> _Records for the task_
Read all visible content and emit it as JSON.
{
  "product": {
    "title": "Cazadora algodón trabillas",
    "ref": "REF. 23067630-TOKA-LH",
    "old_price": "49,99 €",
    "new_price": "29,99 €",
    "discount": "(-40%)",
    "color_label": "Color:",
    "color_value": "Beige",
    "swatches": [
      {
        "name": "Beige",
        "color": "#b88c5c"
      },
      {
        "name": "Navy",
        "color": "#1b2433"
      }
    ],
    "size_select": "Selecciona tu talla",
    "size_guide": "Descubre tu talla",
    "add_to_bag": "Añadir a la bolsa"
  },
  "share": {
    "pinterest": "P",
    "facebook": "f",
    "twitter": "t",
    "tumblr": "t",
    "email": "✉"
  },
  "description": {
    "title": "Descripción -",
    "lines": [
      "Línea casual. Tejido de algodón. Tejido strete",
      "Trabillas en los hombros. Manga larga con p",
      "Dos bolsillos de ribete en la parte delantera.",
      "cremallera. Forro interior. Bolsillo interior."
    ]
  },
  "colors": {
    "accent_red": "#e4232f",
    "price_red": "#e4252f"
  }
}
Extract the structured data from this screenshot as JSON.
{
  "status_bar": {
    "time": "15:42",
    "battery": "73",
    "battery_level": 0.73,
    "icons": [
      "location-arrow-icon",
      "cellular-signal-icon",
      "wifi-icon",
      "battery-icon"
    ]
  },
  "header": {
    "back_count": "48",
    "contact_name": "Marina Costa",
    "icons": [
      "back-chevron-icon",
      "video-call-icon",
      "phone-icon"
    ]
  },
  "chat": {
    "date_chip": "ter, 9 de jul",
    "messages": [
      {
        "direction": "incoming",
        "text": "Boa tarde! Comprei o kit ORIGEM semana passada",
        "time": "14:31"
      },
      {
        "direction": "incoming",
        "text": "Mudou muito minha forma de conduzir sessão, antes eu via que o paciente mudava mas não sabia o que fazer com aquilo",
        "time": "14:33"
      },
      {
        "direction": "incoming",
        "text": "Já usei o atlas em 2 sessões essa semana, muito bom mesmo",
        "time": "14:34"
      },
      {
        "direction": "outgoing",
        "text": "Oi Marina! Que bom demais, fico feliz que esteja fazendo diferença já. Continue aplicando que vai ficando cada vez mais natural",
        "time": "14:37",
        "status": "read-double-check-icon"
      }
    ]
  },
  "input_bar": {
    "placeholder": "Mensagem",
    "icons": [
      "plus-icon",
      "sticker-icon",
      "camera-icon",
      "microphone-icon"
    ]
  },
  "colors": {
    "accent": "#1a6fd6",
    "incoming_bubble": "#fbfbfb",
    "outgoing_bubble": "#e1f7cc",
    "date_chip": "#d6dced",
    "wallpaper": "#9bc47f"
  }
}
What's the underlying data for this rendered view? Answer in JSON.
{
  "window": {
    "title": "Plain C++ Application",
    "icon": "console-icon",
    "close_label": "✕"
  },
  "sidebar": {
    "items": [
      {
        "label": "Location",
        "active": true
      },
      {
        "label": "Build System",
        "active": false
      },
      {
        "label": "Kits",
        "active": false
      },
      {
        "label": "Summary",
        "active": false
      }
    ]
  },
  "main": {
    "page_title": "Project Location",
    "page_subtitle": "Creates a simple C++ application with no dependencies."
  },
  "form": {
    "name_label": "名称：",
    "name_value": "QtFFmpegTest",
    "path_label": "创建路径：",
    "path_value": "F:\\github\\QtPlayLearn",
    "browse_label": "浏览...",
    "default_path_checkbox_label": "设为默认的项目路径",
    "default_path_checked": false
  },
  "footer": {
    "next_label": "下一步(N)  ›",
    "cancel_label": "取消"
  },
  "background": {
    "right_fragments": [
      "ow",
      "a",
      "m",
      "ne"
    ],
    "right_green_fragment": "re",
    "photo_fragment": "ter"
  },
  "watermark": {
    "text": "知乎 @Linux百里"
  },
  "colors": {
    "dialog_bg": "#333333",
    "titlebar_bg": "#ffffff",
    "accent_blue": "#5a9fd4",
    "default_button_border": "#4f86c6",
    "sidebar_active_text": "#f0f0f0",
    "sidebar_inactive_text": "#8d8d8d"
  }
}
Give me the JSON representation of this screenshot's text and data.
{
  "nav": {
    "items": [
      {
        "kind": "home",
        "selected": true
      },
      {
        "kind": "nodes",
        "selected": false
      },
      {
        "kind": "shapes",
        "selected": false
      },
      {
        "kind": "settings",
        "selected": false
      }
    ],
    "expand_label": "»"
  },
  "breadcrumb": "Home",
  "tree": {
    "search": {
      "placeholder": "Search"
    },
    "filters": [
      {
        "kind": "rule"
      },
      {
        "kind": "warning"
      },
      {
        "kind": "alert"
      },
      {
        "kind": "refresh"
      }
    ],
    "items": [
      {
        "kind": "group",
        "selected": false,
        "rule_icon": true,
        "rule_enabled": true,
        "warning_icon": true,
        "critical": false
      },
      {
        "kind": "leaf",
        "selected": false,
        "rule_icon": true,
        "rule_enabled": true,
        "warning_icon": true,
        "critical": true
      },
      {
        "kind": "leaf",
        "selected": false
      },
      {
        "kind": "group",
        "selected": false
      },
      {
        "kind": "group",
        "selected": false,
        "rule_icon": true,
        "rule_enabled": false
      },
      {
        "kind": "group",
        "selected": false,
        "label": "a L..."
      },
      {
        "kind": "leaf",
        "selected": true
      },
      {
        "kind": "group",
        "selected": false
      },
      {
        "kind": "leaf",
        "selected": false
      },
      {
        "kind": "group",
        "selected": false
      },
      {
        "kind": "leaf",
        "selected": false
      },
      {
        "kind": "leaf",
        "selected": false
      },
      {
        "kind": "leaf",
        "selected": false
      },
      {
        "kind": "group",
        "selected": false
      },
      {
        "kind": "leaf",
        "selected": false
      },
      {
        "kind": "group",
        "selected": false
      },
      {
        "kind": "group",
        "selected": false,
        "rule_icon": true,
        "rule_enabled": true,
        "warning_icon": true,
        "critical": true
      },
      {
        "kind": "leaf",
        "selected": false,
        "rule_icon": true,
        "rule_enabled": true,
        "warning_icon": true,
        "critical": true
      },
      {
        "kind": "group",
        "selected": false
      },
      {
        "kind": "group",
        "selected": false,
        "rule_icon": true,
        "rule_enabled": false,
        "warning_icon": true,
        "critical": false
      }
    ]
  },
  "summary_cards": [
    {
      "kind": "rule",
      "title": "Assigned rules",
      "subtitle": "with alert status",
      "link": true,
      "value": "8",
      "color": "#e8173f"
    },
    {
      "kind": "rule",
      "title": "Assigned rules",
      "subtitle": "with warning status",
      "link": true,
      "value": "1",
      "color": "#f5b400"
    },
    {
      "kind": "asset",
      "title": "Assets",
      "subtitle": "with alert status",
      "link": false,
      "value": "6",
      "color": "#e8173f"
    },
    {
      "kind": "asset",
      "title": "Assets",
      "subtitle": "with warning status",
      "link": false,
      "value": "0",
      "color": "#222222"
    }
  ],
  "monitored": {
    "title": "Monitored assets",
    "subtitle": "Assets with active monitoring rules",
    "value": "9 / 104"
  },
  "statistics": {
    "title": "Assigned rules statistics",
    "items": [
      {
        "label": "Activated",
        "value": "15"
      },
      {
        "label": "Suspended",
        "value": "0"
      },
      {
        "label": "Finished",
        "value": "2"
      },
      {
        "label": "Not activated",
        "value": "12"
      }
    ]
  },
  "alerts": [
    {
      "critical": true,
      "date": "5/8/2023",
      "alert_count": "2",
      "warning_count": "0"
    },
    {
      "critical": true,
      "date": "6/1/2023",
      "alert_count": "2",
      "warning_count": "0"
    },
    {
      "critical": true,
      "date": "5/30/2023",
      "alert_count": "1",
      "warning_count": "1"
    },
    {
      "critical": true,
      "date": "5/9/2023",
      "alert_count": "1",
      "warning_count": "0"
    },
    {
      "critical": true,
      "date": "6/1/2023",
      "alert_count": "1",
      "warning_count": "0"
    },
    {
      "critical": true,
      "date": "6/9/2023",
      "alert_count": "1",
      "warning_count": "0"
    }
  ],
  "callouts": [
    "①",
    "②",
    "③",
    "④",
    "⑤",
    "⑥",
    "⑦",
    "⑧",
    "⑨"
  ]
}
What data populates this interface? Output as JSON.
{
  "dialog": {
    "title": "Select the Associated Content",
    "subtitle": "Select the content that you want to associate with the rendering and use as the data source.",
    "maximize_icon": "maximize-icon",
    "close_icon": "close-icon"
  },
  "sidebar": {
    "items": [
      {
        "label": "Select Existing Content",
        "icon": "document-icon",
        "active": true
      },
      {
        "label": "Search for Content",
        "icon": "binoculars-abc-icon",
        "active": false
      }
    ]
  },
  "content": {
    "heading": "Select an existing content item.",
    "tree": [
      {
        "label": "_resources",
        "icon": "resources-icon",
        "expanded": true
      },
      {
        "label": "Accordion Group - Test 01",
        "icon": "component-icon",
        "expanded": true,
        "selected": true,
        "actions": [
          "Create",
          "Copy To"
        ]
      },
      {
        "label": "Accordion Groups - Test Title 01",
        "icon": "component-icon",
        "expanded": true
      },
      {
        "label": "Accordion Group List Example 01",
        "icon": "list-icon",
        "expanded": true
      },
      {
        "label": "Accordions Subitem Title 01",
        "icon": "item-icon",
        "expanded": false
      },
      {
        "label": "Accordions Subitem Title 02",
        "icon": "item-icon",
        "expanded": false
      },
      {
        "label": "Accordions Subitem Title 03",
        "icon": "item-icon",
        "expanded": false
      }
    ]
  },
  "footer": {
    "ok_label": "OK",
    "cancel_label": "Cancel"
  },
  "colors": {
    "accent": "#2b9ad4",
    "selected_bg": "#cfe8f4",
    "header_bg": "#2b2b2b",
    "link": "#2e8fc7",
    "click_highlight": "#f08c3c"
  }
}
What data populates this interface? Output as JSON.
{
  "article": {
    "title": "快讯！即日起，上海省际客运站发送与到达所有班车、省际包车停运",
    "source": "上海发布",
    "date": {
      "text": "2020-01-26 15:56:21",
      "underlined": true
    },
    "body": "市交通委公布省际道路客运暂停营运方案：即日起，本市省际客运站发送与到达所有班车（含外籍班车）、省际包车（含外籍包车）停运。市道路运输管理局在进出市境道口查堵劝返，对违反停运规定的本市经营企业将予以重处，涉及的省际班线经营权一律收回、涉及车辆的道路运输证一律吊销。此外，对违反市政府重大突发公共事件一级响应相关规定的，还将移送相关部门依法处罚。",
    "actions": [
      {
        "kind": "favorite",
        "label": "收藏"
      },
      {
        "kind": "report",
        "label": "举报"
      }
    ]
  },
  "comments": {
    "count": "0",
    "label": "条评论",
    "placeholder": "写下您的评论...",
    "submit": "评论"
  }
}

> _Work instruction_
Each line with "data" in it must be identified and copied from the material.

> _Task output_
Extract the structured data from this screenshot as JSON.
What's the underlying data for this rendered view? Answer in JSON.
Give me the JSON representation of this screenshot's text and data.
What data populates this interface? Output as JSON.
    "subtitle": "Select the content that you want to associate with the rendering and use as the data source.",
What data populates this interface? Output as JSON.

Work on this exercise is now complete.